Top Nazi Rudolf Hess exhumed from 'pilgrimage' grave
The grave holding the remains of Adolf Hitler's deputy Rudolf Hess has been destroyed to stop it being used as a pilgrimage site by neo-Nazis.
Hess's bones were exhumed at the graveyard in the town of Wunsiedel, southern Germany, early on Wednesday.
The remains were later cremated and are to be scattered at sea.
Hess was captured after flying to Britain in 1941 and sentenced to life in prison. He killed himself in a Berlin jail in 1987 at the age of 93.
As he requested in his will, he was buried in the small Bavarian town of Wunsiedel, where his family had a holiday home and where his parents were already interred.
The local Lutheran church which supervises the cemetery gave its permission for the burial at the time, ruling that the wishes of the deceased could not be ignored.
But they and local people have since become concerned by the number of far-right groups visiting the grave.
Each year on the anniversary of his death, neo-Nazis have attempted to stage a march to the cemetery, saluting the grave with its epitaph "I dared", and laying floral wreaths.
A member of the church council, Hans-Juergen Buchta, told the Associated Press news agency: "The whole town was shut down and in turmoil and there was a huge police presence. We here at the graveyard were not always able to cope."
A 2005 court order banning such gatherings had little effect so the church decided to terminate the family's lease on the grave as of October 2011.
A granddaughter of Hess objected to the decision and filed a lawsuit in an attempt to prevent it going ahead, but was eventually persuaded by the parish council to drop the case and allow the exhumation to go ahead.
Roland Schoeffel, the deputy mayor of Wunsiedel, told AFP news agency that the monument had been razed "in an operation not open to the public".
Cemetery administrator Andreas Fabel told AP news agency on Thursday: "The grave is now empty. The bones are gone."
One resident, named as Mrs Koenig, said: "Perhaps we will now have some peace when he is gone. Perhaps they won't come any more, which is what Wunsiedel wants."
Charlotte Knobloch, the head of the Jewish community in Munich and Upper Bavaria, welcomed the move.
"For decades this town and its inhabitants were terrorised by far-right extremists from all over the world," she is quoted as saying by AFP.
Hess was one of Hitler's closest aides. But in 1941 he made a solo flight to Scotland, where his plane crash-landed, in an apparently unauthorised peace mission which was denounced by the fuhrer.
He was imprisoned by the British for the duration of the war.

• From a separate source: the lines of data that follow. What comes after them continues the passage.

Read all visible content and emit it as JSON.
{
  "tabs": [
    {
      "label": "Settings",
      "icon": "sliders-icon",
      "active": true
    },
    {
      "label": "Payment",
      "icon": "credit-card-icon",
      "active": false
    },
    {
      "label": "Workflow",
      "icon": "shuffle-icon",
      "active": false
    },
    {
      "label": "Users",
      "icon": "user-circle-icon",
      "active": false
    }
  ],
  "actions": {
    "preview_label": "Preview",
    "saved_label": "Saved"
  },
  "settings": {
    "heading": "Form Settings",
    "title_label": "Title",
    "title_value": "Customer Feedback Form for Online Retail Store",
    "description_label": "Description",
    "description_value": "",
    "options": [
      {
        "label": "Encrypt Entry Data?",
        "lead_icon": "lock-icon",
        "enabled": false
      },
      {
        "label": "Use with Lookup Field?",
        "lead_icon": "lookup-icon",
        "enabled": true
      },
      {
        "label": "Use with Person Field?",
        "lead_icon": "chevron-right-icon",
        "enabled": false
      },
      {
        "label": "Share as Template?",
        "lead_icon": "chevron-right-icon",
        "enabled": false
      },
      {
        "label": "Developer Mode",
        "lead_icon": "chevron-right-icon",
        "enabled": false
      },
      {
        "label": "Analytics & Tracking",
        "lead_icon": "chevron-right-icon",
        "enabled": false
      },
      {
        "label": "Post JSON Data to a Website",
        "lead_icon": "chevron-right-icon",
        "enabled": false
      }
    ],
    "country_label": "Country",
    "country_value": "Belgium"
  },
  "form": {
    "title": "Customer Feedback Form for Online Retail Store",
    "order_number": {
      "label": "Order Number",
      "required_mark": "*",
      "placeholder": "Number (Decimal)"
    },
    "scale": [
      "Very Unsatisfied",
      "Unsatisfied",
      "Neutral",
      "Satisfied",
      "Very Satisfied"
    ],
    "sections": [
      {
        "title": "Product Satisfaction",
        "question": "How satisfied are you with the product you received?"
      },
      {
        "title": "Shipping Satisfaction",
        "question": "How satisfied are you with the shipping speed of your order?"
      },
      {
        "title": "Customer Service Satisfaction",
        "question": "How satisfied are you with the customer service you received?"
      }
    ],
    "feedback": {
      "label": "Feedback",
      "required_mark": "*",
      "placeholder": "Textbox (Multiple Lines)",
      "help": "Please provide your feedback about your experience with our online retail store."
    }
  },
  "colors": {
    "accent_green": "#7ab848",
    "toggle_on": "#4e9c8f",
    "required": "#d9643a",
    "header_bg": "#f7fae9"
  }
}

At the Nuremberg Trials in 1946, Hess was cleared of war crimes and crimes against humanity but convicted of crimes against peace and jailed for life.
He spent 40 years in Spandau Prison in Berlin.
He was the last remaining inmate at the prison when he was found hanged there in August 1987.